··· Entries provided

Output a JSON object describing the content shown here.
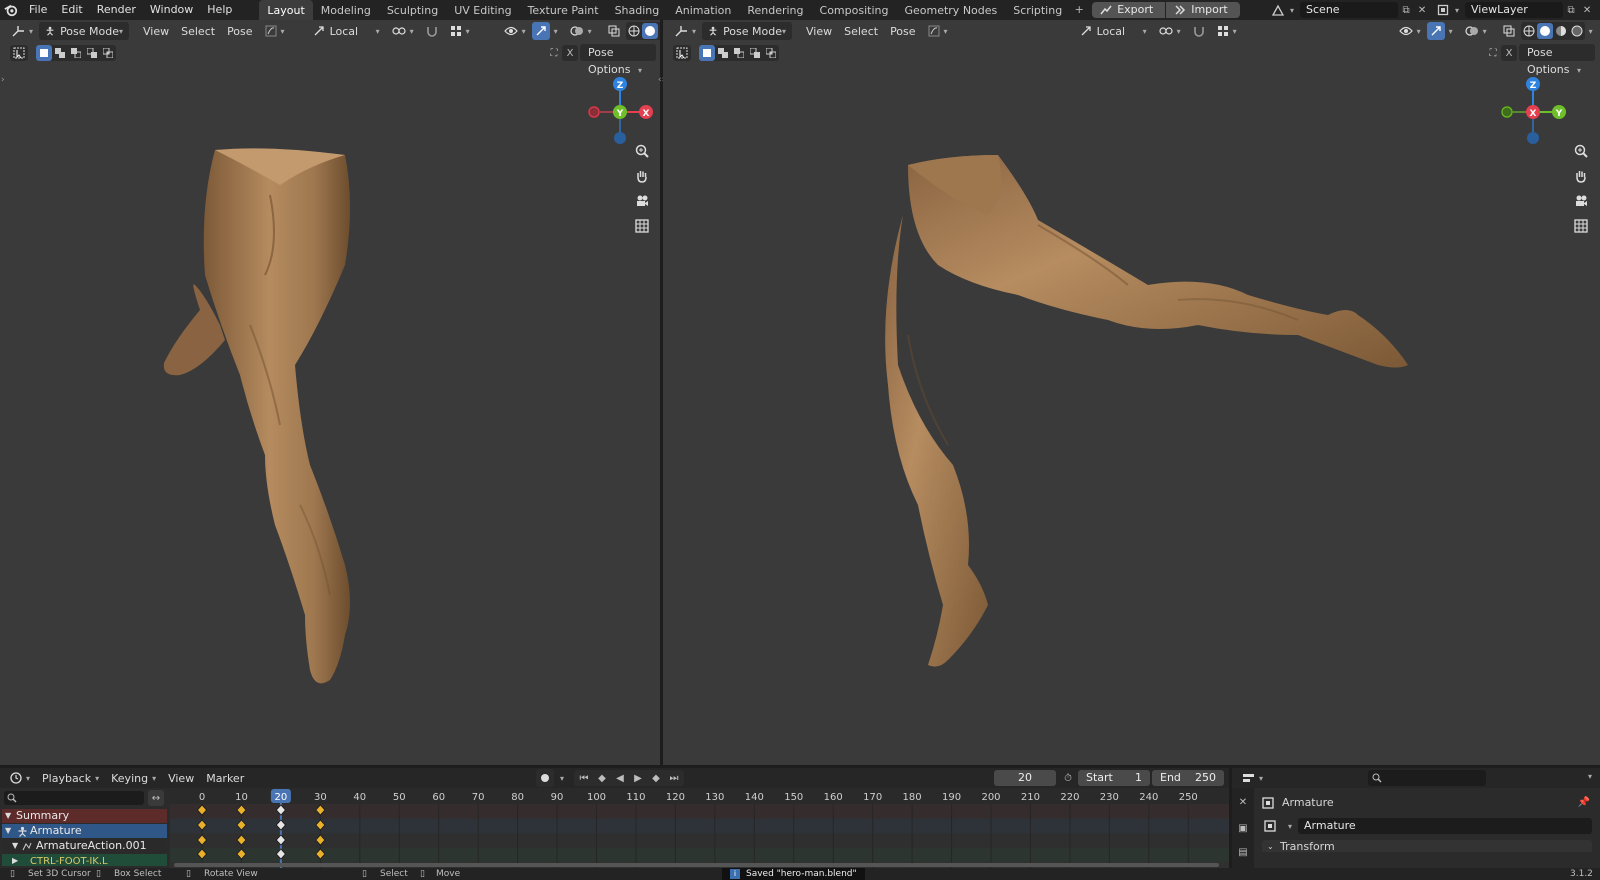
{
  "topbar": {
    "menus": [
      "File",
      "Edit",
      "Render",
      "Window",
      "Help"
    ],
    "workspaces": [
      "Layout",
      "Modeling",
      "Sculpting",
      "UV Editing",
      "Texture Paint",
      "Shading",
      "Animation",
      "Rendering",
      "Compositing",
      "Geometry Nodes",
      "Scripting"
    ],
    "active_workspace": "Layout",
    "export_label": "Export",
    "import_label": "Import",
    "scene": "Scene",
    "view_layer": "ViewLayer"
  },
  "viewport_left": {
    "mode": "Pose Mode",
    "menus": [
      "View",
      "Select",
      "Pose"
    ],
    "orientation": "Local",
    "pose_options": "Pose Options"
  },
  "viewport_right": {
    "mode": "Pose Mode",
    "menus": [
      "View",
      "Select",
      "Pose"
    ],
    "orientation": "Local",
    "pose_options": "Pose Options"
  },
  "gizmo_left": {
    "axes": [
      "Z",
      "Y",
      "X"
    ]
  },
  "gizmo_right": {
    "axes": [
      "Z",
      "X",
      "Y"
    ]
  },
  "timeline": {
    "menus": [
      "Playback",
      "Keying",
      "View",
      "Marker"
    ],
    "current_frame": "20",
    "start_label": "Start",
    "start": "1",
    "end_label": "End",
    "end": "250",
    "ruler": [
      "0",
      "10",
      "20",
      "30",
      "40",
      "50",
      "60",
      "70",
      "80",
      "90",
      "100",
      "110",
      "120",
      "130",
      "140",
      "150",
      "160",
      "170",
      "180",
      "190",
      "200",
      "210",
      "220",
      "230",
      "240",
      "250"
    ],
    "keyframes": [
      0,
      10,
      20,
      30
    ],
    "channels": {
      "summary": "Summary",
      "armature": "Armature",
      "action": "ArmatureAction.001",
      "bone": "CTRL-FOOT-IK.L"
    }
  },
  "properties": {
    "object_name": "Armature",
    "data_name": "Armature",
    "section": "Transform"
  },
  "statusbar": {
    "set_cursor": "Set 3D Cursor",
    "box_select": "Box Select",
    "rotate_view": "Rotate View",
    "select": "Select",
    "move": "Move",
    "message": "Saved \"hero-man.blend\"",
    "version": "3.1.2"
  },
  "colors": {
    "accent": "#4a75b5",
    "skin": "#b48a5e",
    "keyframe": "#e8b02b",
    "axis_x": "#e4404f",
    "axis_y": "#6fbf2a",
    "axis_z": "#2f83e0"
  }
}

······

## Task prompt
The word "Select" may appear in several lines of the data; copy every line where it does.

## Expected output
      "Select",
      "Select",
    "box_select": "Box Select",
    "select": "Select",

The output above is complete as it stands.